Exercise objective:
Below is a block of records. Copy every line in it that contains the word "icon".

App and web page records
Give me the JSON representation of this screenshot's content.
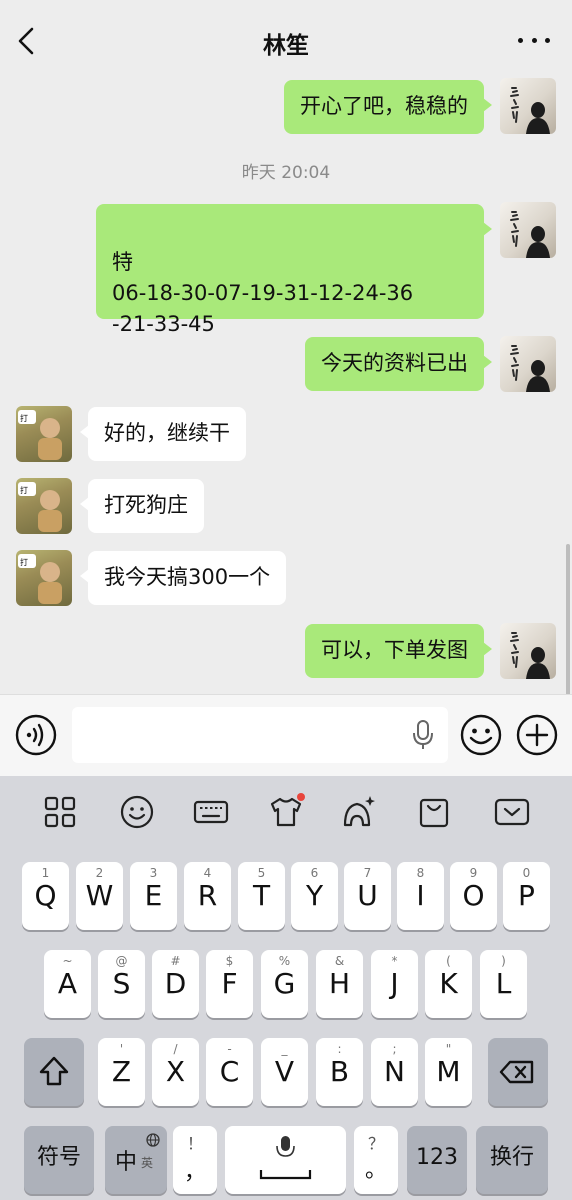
{
  "header": {
    "title": "林笙"
  },
  "chat": {
    "timestamp": "昨天 20:04",
    "messages": [
      {
        "sender": "self",
        "text": "开心了吧，稳稳的"
      },
      {
        "sender": "self",
        "text": "特\n06-18-30-07-19-31-12-24-36\n-21-33-45"
      },
      {
        "sender": "self",
        "text": "今天的资料已出"
      },
      {
        "sender": "other",
        "text": "好的，继续干"
      },
      {
        "sender": "other",
        "text": "打死狗庄"
      },
      {
        "sender": "other",
        "text": "我今天搞300一个"
      },
      {
        "sender": "self",
        "text": "可以，下单发图"
      }
    ]
  },
  "input": {
    "placeholder": ""
  },
  "keyboard": {
    "toolbar": [
      "grid-icon",
      "smiley-icon",
      "keyboard-icon",
      "tshirt-icon",
      "ai-assistant-icon",
      "clipboard-icon",
      "collapse-keyboard-icon"
    ],
    "row1": [
      {
        "main": "Q",
        "hint": "1"
      },
      {
        "main": "W",
        "hint": "2"
      },
      {
        "main": "E",
        "hint": "3"
      },
      {
        "main": "R",
        "hint": "4"
      },
      {
        "main": "T",
        "hint": "5"
      },
      {
        "main": "Y",
        "hint": "6"
      },
      {
        "main": "U",
        "hint": "7"
      },
      {
        "main": "I",
        "hint": "8"
      },
      {
        "main": "O",
        "hint": "9"
      },
      {
        "main": "P",
        "hint": "0"
      }
    ],
    "row2": [
      {
        "main": "A",
        "hint": "~"
      },
      {
        "main": "S",
        "hint": "@"
      },
      {
        "main": "D",
        "hint": "#"
      },
      {
        "main": "F",
        "hint": "$"
      },
      {
        "main": "G",
        "hint": "%"
      },
      {
        "main": "H",
        "hint": "&"
      },
      {
        "main": "J",
        "hint": "*"
      },
      {
        "main": "K",
        "hint": "("
      },
      {
        "main": "L",
        "hint": ")"
      }
    ],
    "row3": [
      {
        "main": "Z",
        "hint": "'"
      },
      {
        "main": "X",
        "hint": "/"
      },
      {
        "main": "C",
        "hint": "-"
      },
      {
        "main": "V",
        "hint": "_"
      },
      {
        "main": "B",
        "hint": ":"
      },
      {
        "main": "N",
        "hint": ";"
      },
      {
        "main": "M",
        "hint": "\""
      }
    ],
    "symbols_label": "符号",
    "zh_label": "中",
    "en_label": "英",
    "punct_main": "，",
    "punct_hint": "！",
    "period_main": "。",
    "period_hint": "？",
    "num_label": "123",
    "enter_label": "换行"
  }
}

The answer:
      "grid-icon",
      "smiley-icon",
      "keyboard-icon",
      "tshirt-icon",
      "ai-assistant-icon",
      "clipboard-icon",
      "collapse-keyboard-icon"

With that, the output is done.